### WHAT TO PRODUCE:
Copy every line of the data exactly, leaving nothing out.

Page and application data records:

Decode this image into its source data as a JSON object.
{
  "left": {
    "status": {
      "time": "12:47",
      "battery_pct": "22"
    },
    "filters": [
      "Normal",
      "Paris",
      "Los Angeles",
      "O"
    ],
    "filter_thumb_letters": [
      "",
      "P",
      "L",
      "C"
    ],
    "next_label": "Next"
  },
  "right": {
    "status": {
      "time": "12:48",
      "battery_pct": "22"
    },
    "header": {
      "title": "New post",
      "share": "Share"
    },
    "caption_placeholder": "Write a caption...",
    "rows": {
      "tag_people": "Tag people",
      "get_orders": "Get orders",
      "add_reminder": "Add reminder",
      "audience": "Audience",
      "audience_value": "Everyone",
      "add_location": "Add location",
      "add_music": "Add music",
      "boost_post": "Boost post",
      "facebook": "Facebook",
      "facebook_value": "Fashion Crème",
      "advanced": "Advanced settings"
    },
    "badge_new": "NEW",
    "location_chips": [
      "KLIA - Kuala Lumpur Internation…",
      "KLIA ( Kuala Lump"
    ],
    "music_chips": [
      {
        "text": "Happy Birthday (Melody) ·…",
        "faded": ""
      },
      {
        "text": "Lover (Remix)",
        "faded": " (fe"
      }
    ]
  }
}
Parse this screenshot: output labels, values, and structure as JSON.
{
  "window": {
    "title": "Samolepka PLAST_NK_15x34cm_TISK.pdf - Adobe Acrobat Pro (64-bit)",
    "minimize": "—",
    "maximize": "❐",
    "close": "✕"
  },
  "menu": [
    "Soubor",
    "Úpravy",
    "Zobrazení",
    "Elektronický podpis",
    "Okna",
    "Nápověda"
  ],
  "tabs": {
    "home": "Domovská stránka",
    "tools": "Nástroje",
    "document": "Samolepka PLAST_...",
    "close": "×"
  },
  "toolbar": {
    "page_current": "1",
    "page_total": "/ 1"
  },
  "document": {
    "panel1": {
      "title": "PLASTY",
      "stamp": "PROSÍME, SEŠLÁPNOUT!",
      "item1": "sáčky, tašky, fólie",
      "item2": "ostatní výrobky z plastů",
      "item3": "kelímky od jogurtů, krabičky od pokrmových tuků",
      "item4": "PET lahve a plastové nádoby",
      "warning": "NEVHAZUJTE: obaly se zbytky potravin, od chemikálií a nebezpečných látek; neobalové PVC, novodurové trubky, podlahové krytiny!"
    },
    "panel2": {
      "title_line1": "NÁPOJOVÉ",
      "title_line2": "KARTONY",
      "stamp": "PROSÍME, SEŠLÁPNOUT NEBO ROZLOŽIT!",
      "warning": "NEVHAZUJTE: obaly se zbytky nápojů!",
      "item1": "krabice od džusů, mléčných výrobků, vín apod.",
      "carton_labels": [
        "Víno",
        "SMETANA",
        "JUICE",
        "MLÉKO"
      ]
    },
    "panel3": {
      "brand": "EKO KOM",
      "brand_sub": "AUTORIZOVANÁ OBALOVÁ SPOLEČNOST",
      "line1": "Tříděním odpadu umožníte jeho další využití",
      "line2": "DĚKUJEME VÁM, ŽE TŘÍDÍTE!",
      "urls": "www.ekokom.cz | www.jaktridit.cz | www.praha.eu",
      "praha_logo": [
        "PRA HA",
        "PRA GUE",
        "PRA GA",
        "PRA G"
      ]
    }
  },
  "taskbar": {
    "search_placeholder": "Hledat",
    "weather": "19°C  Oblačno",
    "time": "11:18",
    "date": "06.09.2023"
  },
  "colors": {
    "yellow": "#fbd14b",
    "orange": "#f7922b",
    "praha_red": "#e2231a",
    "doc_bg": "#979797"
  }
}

### REPLY TO THE EXERCISE:
Decode this image into its source data as a JSON object.
{
  "left": {
    "status": {
      "time": "12:47",
      "battery_pct": "22"
    },
    "filters": [
      "Normal",
      "Paris",
      "Los Angeles",
      "O"
    ],
    "filter_thumb_letters": [
      "",
      "P",
      "L",
      "C"
    ],
    "next_label": "Next"
  },
  "right": {
    "status": {
      "time": "12:48",
      "battery_pct": "22"
    },
    "header": {
      "title": "New post",
      "share": "Share"
    },
    "caption_placeholder": "Write a caption...",
    "rows": {
      "tag_people": "Tag people",
      "get_orders": "Get orders",
      "add_reminder": "Add reminder",
      "audience": "Audience",
      "audience_value": "Everyone",
      "add_location": "Add location",
      "add_music": "Add music",
      "boost_post": "Boost post",
      "facebook": "Facebook",
      "facebook_value": "Fashion Crème",
      "advanced": "Advanced settings"
    },
    "badge_new": "NEW",
    "location_chips": [
      "KLIA - Kuala Lumpur Internation…",
      "KLIA ( Kuala Lump"
    ],
    "music_chips": [
      {
        "text": "Happy Birthday (Melody) ·…",
        "faded": ""
      },
      {
        "text": "Lover (Remix)",
        "faded": " (fe"
      }
    ]
  }
}
Parse this screenshot: output labels, values, and structure as JSON.
{
  "window": {
    "title": "Samolepka PLAST_NK_15x34cm_TISK.pdf - Adobe Acrobat Pro (64-bit)",
    "minimize": "—",
    "maximize": "❐",
    "close": "✕"
  },
  "menu": [
    "Soubor",
    "Úpravy",
    "Zobrazení",
    "Elektronický podpis",
    "Okna",
    "Nápověda"
  ],
  "tabs": {
    "home": "Domovská stránka",
    "tools": "Nástroje",
    "document": "Samolepka PLAST_...",
    "close": "×"
  },
  "toolbar": {
    "page_current": "1",
    "page_total": "/ 1"
  },
  "document": {
    "panel1": {
      "title": "PLASTY",
      "stamp": "PROSÍME, SEŠLÁPNOUT!",
      "item1": "sáčky, tašky, fólie",
      "item2": "ostatní výrobky z plastů",
      "item3": "kelímky od jogurtů, krabičky od pokrmových tuků",
      "item4": "PET lahve a plastové nádoby",
      "warning": "NEVHAZUJTE: obaly se zbytky potravin, od chemikálií a nebezpečných látek; neobalové PVC, novodurové trubky, podlahové krytiny!"
    },
    "panel2": {
      "title_line1": "NÁPOJOVÉ",
      "title_line2": "KARTONY",
      "stamp": "PROSÍME, SEŠLÁPNOUT NEBO ROZLOŽIT!",
      "warning": "NEVHAZUJTE: obaly se zbytky nápojů!",
      "item1": "krabice od džusů, mléčných výrobků, vín apod.",
      "carton_labels": [
        "Víno",
        "SMETANA",
        "JUICE",
        "MLÉKO"
      ]
    },
    "panel3": {
      "brand": "EKO KOM",
      "brand_sub": "AUTORIZOVANÁ OBALOVÁ SPOLEČNOST",
      "line1": "Tříděním odpadu umožníte jeho další využití",
      "line2": "DĚKUJEME VÁM, ŽE TŘÍDÍTE!",
      "urls": "www.ekokom.cz | www.jaktridit.cz | www.praha.eu",
      "praha_logo": [
        "PRA HA",
        "PRA GUE",
        "PRA GA",
        "PRA G"
      ]
    }
  },
  "taskbar": {
    "search_placeholder": "Hledat",
    "weather": "19°C  Oblačno",
    "time": "11:18",
    "date": "06.09.2023"
  },
  "colors": {
    "yellow": "#fbd14b",
    "orange": "#f7922b",
    "praha_red": "#e2231a",
    "doc_bg": "#979797"
  }
}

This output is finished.